== Data shown ==
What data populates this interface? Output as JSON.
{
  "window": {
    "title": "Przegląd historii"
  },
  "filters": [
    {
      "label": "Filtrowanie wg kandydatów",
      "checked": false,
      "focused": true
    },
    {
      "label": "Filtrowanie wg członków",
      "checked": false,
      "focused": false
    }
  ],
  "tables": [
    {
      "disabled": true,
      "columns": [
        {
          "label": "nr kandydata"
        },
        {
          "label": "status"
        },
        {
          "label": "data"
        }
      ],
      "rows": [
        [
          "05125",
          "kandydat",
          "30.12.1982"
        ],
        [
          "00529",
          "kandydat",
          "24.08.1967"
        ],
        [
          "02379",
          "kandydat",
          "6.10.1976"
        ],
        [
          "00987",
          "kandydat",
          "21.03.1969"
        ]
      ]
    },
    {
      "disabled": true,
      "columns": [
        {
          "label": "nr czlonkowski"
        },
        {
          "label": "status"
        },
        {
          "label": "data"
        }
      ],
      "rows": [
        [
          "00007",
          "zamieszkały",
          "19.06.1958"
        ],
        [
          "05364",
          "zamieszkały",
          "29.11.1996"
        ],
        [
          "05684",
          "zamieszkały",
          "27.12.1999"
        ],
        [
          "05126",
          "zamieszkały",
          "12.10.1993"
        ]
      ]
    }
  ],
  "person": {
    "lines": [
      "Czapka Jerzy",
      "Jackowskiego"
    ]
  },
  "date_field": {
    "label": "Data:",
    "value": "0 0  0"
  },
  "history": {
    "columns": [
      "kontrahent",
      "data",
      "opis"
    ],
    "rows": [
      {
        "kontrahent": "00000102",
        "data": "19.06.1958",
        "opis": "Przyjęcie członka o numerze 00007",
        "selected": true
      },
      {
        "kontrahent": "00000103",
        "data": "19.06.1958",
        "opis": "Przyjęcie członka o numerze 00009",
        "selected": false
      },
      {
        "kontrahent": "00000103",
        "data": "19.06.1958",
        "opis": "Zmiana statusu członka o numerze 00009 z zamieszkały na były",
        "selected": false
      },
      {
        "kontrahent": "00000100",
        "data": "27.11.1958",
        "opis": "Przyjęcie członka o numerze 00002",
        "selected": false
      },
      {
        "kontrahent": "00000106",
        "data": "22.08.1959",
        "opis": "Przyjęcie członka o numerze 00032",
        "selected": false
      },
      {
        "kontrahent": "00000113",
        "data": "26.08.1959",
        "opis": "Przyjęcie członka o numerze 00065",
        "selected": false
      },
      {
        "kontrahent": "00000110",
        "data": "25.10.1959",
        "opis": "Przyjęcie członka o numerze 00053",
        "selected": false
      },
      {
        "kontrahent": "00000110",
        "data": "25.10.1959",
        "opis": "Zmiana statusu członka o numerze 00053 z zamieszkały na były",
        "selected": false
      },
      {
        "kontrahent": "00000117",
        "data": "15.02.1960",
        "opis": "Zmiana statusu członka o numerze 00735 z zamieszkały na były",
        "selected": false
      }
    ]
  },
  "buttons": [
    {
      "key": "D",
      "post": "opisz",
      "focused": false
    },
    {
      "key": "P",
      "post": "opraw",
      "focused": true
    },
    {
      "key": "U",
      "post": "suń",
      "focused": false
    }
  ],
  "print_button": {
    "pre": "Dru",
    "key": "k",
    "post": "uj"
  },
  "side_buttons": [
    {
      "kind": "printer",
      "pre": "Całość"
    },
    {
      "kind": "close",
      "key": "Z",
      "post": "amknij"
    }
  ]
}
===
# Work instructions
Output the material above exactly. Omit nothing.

# Solution to the problem
What data populates this interface? Output as JSON.
{
  "window": {
    "title": "Przegląd historii"
  },
  "filters": [
    {
      "label": "Filtrowanie wg kandydatów",
      "checked": false,
      "focused": true
    },
    {
      "label": "Filtrowanie wg członków",
      "checked": false,
      "focused": false
    }
  ],
  "tables": [
    {
      "disabled": true,
      "columns": [
        {
          "label": "nr kandydata"
        },
        {
          "label": "status"
        },
        {
          "label": "data"
        }
      ],
      "rows": [
        [
          "05125",
          "kandydat",
          "30.12.1982"
        ],
        [
          "00529",
          "kandydat",
          "24.08.1967"
        ],
        [
          "02379",
          "kandydat",
          "6.10.1976"
        ],
        [
          "00987",
          "kandydat",
          "21.03.1969"
        ]
      ]
    },
    {
      "disabled": true,
      "columns": [
        {
          "label": "nr czlonkowski"
        },
        {
          "label": "status"
        },
        {
          "label": "data"
        }
      ],
      "rows": [
        [
          "00007",
          "zamieszkały",
          "19.06.1958"
        ],
        [
          "05364",
          "zamieszkały",
          "29.11.1996"
        ],
        [
          "05684",
          "zamieszkały",
          "27.12.1999"
        ],
        [
          "05126",
          "zamieszkały",
          "12.10.1993"
        ]
      ]
    }
  ],
  "person": {
    "lines": [
      "Czapka Jerzy",
      "Jackowskiego"
    ]
  },
  "date_field": {
    "label": "Data:",
    "value": "0 0  0"
  },
  "history": {
    "columns": [
      "kontrahent",
      "data",
      "opis"
    ],
    "rows": [
      {
        "kontrahent": "00000102",
        "data": "19.06.1958",
        "opis": "Przyjęcie członka o numerze 00007",
        "selected": true
      },
      {
        "kontrahent": "00000103",
        "data": "19.06.1958",
        "opis": "Przyjęcie członka o numerze 00009",
        "selected": false
      },
      {
        "kontrahent": "00000103",
        "data": "19.06.1958",
        "opis": "Zmiana statusu członka o numerze 00009 z zamieszkały na były",
        "selected": false
      },
      {
        "kontrahent": "00000100",
        "data": "27.11.1958",
        "opis": "Przyjęcie członka o numerze 00002",
        "selected": false
      },
      {
        "kontrahent": "00000106",
        "data": "22.08.1959",
        "opis": "Przyjęcie członka o numerze 00032",
        "selected": false
      },
      {
        "kontrahent": "00000113",
        "data": "26.08.1959",
        "opis": "Przyjęcie członka o numerze 00065",
        "selected": false
      },
      {
        "kontrahent": "00000110",
        "data": "25.10.1959",
        "opis": "Przyjęcie członka o numerze 00053",
        "selected": false
      },
      {
        "kontrahent": "00000110",
        "data": "25.10.1959",
        "opis": "Zmiana statusu członka o numerze 00053 z zamieszkały na były",
        "selected": false
      },
      {
        "kontrahent": "00000117",
        "data": "15.02.1960",
        "opis": "Zmiana statusu członka o numerze 00735 z zamieszkały na były",
        "selected": false
      }
    ]
  },
  "buttons": [
    {
      "key": "D",
      "post": "opisz",
      "focused": false
    },
    {
      "key": "P",
      "post": "opraw",
      "focused": true
    },
    {
      "key": "U",
      "post": "suń",
      "focused": false
    }
  ],
  "print_button": {
    "pre": "Dru",
    "key": "k",
    "post": "uj"
  },
  "side_buttons": [
    {
      "kind": "printer",
      "pre": "Całość"
    },
    {
      "kind": "close",
      "key": "Z",
      "post": "amknij"
    }
  ]
}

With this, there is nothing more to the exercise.